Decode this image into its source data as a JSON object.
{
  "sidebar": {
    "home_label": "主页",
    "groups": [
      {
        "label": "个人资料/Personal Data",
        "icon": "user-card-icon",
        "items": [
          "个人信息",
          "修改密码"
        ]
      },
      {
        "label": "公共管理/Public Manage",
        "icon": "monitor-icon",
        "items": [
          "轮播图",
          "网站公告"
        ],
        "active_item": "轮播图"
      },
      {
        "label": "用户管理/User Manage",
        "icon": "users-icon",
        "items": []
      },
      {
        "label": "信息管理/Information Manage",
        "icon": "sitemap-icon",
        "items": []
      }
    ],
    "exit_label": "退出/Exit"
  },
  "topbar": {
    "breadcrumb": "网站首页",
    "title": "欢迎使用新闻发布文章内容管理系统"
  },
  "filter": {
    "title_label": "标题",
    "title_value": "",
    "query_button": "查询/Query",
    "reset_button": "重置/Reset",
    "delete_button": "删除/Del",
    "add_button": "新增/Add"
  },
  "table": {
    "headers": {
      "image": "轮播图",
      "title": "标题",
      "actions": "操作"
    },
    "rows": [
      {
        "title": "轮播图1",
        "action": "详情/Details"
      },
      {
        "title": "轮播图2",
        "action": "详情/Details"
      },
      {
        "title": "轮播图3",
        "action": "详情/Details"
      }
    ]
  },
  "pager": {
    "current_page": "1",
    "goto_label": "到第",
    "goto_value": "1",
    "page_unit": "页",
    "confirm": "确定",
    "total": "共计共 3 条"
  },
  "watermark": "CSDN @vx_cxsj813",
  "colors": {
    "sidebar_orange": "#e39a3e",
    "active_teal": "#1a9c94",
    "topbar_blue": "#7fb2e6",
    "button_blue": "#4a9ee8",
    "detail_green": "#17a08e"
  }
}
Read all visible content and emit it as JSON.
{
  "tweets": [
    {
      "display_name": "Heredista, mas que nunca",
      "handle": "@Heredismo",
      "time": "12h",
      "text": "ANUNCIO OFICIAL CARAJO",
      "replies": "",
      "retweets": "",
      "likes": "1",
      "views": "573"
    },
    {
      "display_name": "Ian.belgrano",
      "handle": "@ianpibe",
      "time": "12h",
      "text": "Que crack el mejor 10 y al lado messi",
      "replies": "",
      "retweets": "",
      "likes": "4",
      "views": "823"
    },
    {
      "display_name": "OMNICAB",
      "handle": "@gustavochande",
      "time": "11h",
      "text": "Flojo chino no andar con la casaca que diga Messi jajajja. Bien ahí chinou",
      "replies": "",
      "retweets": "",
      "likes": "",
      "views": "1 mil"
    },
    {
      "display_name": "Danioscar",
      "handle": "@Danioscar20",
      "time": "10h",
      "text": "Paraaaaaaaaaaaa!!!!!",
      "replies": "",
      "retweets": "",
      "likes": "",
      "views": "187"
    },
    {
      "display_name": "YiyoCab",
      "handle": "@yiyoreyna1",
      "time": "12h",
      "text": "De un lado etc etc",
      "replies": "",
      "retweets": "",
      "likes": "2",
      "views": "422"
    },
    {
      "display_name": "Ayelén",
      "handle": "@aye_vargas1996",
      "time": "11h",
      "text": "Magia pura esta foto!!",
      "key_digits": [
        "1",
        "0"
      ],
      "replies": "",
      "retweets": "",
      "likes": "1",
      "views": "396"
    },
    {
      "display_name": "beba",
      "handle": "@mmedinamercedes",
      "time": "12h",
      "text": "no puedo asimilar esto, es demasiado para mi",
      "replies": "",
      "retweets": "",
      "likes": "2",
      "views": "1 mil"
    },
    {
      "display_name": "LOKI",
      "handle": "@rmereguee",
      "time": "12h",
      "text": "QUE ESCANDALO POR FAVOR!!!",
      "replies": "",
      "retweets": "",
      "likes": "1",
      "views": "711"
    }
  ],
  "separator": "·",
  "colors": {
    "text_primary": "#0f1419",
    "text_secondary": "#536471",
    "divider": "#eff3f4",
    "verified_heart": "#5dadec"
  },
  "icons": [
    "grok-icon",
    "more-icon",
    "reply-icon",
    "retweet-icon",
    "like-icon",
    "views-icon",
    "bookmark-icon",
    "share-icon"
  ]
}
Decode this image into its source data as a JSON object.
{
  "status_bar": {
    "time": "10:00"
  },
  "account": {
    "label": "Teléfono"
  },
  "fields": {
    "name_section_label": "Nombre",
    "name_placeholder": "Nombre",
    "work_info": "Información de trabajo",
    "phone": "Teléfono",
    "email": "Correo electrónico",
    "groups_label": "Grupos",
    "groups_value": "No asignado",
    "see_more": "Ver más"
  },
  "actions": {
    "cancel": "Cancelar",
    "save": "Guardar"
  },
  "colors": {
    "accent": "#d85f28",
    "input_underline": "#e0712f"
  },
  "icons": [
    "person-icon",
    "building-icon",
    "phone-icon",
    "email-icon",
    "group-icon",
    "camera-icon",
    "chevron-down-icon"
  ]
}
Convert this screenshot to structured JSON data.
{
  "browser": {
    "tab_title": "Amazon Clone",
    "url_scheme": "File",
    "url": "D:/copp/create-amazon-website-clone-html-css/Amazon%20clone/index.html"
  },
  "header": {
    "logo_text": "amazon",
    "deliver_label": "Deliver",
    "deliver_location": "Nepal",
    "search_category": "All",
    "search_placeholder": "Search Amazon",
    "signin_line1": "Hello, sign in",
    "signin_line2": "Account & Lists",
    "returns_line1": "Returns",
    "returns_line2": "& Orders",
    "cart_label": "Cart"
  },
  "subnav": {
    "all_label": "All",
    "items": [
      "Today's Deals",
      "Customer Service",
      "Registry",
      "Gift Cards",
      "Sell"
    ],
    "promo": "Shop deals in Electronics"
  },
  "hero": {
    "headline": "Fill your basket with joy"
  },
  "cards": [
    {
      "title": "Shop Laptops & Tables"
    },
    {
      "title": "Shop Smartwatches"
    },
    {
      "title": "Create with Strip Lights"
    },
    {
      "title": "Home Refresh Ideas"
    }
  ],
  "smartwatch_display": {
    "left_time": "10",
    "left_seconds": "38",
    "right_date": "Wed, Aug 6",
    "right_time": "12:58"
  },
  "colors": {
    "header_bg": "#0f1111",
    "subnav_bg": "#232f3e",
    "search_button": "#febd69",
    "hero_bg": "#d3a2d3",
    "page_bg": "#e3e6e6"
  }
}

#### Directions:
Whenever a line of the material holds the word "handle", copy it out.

#### Solution for this exercise:
      "handle": "@Heredismo",
      "handle": "@ianpibe",
      "handle": "@gustavochande",
      "handle": "@Danioscar20",
      "handle": "@yiyoreyna1",
      "handle": "@aye_vargas1996",
      "handle": "@mmedinamercedes",
      "handle": "@rmereguee",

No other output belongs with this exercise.